The combination of gusty winds and dryness will keep the risk of brush fire ignition and spread elevated over parts of western Texas and Oklahoma as well as southeastern New Mexico into midweek.
Prior to the green up of grassy areas of the High Plains, brush fires are common during the late winter and early spring.
However, this ever-present threat can be elevated when high winds blast the region.
"A storm system is forecast to move from the Rockies to the central Plains over the next few days," according to AccuWeather Meteorologist Evan Duffey. "The storm will stir up winds in the area."
Gusts topping 40 mph, combined with low humidity, dry grass and sunshine, will raise the brush fire threat considerably through Wednesday.
"While the warmer-than-average winter has allowed some grass and other fuels to green up early, where the green up has not occurred, the temperature of the fuel is higher and the moisture of the fuel is very low," Duffey said.
People will need use extreme caution when using outdoor power equipment in situations such as this week.
"Avoid outdoor burning, parking vehicles over tall grass and throwing burning cigarettes out of your vehicle," Duffey said.
Strong winds will ease by Thursday, which will lower the fire threat. However, breezy conditions may develop late in the week and this weekend.
While rainfall has been sufficient over much of Texas and New Mexico this winter, moderate to severe drought conditions exist over much of Oklahoma, eastern Colorado and western Kansas, according to the United States Drought Monitor.
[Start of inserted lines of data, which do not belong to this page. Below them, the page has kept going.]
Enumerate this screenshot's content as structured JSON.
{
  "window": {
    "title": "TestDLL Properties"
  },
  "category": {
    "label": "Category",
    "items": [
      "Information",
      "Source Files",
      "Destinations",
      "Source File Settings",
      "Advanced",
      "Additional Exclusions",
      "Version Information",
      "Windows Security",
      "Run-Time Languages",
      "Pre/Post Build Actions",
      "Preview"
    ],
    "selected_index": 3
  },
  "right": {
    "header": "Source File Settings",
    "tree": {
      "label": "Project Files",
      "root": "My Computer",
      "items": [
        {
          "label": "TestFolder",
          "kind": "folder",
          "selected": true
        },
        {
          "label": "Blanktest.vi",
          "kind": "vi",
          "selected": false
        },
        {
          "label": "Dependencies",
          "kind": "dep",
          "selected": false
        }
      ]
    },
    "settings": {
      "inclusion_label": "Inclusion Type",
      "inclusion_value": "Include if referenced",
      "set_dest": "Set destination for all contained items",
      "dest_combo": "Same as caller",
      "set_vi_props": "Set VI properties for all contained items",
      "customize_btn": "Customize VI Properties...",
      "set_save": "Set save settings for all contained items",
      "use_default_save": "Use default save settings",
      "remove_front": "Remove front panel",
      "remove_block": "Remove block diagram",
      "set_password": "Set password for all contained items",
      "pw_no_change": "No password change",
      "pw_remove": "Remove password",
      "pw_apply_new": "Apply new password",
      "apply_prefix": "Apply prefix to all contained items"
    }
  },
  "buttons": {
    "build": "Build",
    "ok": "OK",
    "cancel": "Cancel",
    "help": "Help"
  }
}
If the lack of rain persists this spring, problems for agriculture could arise this summer.